Website and app data records:

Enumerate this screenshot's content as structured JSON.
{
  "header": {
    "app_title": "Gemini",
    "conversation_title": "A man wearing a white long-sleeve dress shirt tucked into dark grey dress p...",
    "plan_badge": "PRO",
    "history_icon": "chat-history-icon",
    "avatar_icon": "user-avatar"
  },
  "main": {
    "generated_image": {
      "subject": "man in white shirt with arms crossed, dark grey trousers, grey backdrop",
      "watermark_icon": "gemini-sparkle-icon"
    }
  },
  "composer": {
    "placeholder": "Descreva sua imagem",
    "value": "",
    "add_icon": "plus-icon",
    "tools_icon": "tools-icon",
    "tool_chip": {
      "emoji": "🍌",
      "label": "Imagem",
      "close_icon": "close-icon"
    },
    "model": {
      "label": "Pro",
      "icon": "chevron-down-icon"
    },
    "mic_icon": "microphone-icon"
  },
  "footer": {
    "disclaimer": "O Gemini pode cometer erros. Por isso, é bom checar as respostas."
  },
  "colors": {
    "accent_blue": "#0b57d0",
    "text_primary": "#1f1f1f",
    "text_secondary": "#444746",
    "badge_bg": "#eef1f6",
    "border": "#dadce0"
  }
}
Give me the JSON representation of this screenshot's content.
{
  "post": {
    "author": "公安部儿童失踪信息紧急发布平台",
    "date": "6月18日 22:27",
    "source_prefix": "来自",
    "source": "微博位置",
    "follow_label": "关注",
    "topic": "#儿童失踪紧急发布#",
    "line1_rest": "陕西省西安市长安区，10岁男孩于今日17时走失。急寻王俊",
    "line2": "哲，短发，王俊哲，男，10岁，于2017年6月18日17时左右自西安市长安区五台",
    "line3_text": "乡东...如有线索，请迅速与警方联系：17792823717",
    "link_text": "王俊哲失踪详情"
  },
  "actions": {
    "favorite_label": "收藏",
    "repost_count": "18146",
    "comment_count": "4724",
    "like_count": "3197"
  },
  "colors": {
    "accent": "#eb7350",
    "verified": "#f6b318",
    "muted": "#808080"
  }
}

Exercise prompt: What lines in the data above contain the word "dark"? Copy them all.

Response area:
    "conversation_title": "A man wearing a white long-sleeve dress shirt tucked into dark grey dress p...",
      "subject": "man in white shirt with arms crossed, dark grey trousers, grey backdrop",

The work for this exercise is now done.